Gigabyte GeForce GTX 960 2GB ITX Graphics Card Review
Rikki Wright / 6 years ago
Introduction and A Closer Look
The GeForce GTX 960 has been with us for a few months now, it has established itself as the ‘go-to’ graphics card for under $200. With the amount of power graphical power it produces at this price point, it has really been taken on by the mid-range enthusiast market and as such, NVIDIA allowed manufacturers to release an ITX version, much like the NVIDIA GTX 970 before it. This new form factor is set to take the Small Form Factor (SFF) a light. Well under the typical MSRP of the rest of the GTX 960 range, the ITX models. The push for the GTX 960 was to move stagnant gamers from their aging technology. The data was collected from a Steam survey; results showing the typical powered graphics card around a GTX 660 or lower.
Today we have Gigabyte’s offering into the ITX GTX 960 market, the Gigabyte Geforce GTX 960 2GB ‘ITX Edition’ OC; that’s a bit of a mouthful, so for the rest of the article, I will refer to it as GTX 960 ITX. The reason for the ‘ITX’ label is the entire length of the card is only 17cm, which is the length of an ITX motherboard. The card features all of the typical GTX 900 series features, but due to the decreased size, the flex display has been removed due to fewer output ports. Performance wise, it has two overclocked settings; OC and Gamer. The gamer has the highest overclock at around 8% over stock, but leaves the memory clock at the standard 7010MHz. It features the same 120W TDP and 128 Bit bus interface as the standard GTX 960, so let’s see if the increased clock speeds is enough to prove this ITX size card has what it takes to compete.
The packaging follows the same design as the other Gigabyte VGA boxes, plain and simple with just the key features.
Inside the box, we find a Molex to PCIe 6 pin cable, manual and driver disk.
The card is very plain, a very similar design to the GTX 970 ITX Edition. It features the newly implemented Windforce 92mm fan with increased air flow and silence.
Along the bottom of the card is nothing interesting; the PCIe interface and the side of the cooling shroud.
At the end of the card, we see the heatsink sticking out with open-ended fins for the hot air to be expelled.
Looking down onto the top of the card, still a very boring looking card, but you do get a look at those massive copper cooling pipes.
To keep the cost down, Gigabyte didn’t incorporate a backplate on this graphics card.
The outputs offered is very wide for a card this size, 1x HDMI, 2x DVI and 1x DisplayPort.
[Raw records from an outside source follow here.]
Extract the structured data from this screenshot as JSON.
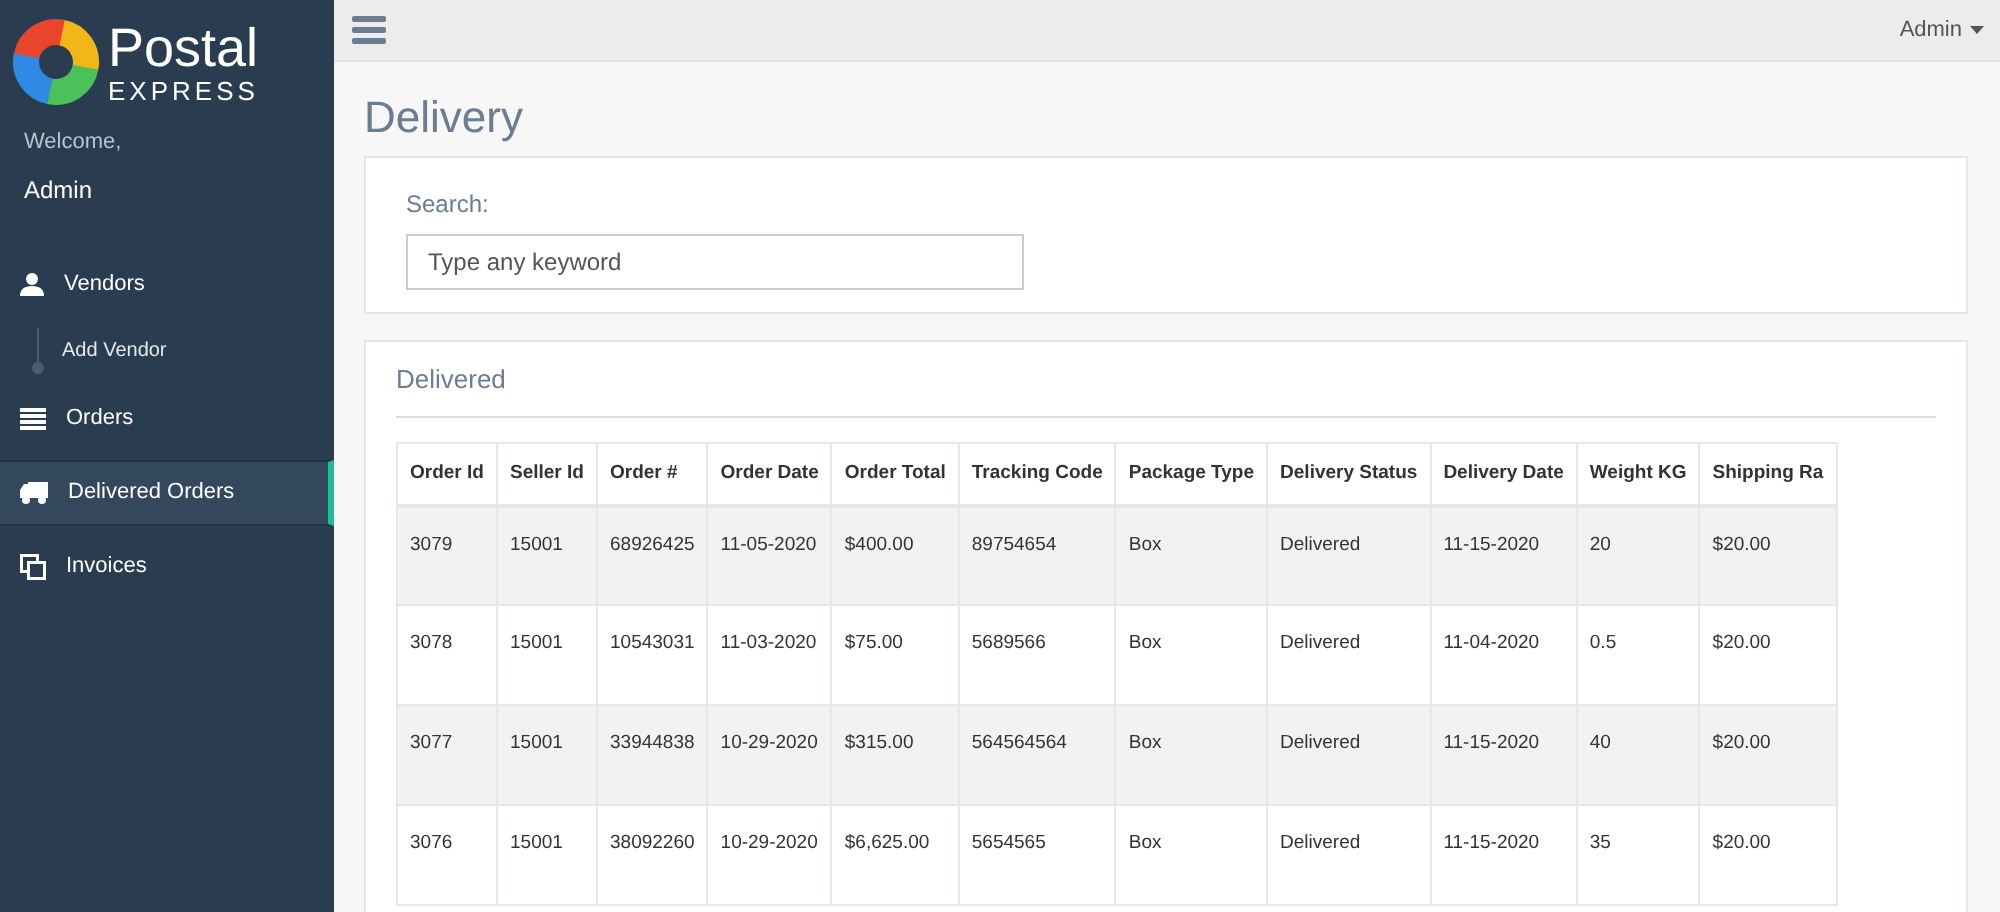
{
  "brand": {
    "name": "Postal",
    "tagline": "EXPRESS"
  },
  "welcome": {
    "greeting": "Welcome,",
    "user": "Admin"
  },
  "sidebar": {
    "items": [
      {
        "label": "Vendors",
        "kind": "user",
        "selected": false,
        "children": [
          {
            "label": "Add Vendor",
            "selected": false
          }
        ]
      },
      {
        "label": "Orders",
        "kind": "list",
        "selected": false
      },
      {
        "label": "Delivered Orders",
        "kind": "truck",
        "selected": true
      },
      {
        "label": "Invoices",
        "kind": "copy",
        "selected": false
      }
    ]
  },
  "topbar": {
    "user_menu": "Admin"
  },
  "page_title": "Delivery",
  "search": {
    "label": "Search:",
    "placeholder": "Type any keyword"
  },
  "table_card": {
    "title": "Delivered"
  },
  "table": {
    "columns": [
      "Order Id",
      "Seller Id",
      "Order #",
      "Order Date",
      "Order Total",
      "Tracking Code",
      "Package Type",
      "Delivery Status",
      "Delivery Date",
      "Weight KG",
      "Shipping Ra"
    ],
    "rows": [
      [
        "3079",
        "15001",
        "68926425",
        "11-05-2020",
        "$400.00",
        "89754654",
        "Box",
        "Delivered",
        "11-15-2020",
        "20",
        "$20.00"
      ],
      [
        "3078",
        "15001",
        "10543031",
        "11-03-2020",
        "$75.00",
        "5689566",
        "Box",
        "Delivered",
        "11-04-2020",
        "0.5",
        "$20.00"
      ],
      [
        "3077",
        "15001",
        "33944838",
        "10-29-2020",
        "$315.00",
        "564564564",
        "Box",
        "Delivered",
        "11-15-2020",
        "40",
        "$20.00"
      ],
      [
        "3076",
        "15001",
        "38092260",
        "10-29-2020",
        "$6,625.00",
        "5654565",
        "Box",
        "Delivered",
        "11-15-2020",
        "35",
        "$20.00"
      ]
    ]
  }
}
This means there aren’t enough ports to carry out FlexDisplay.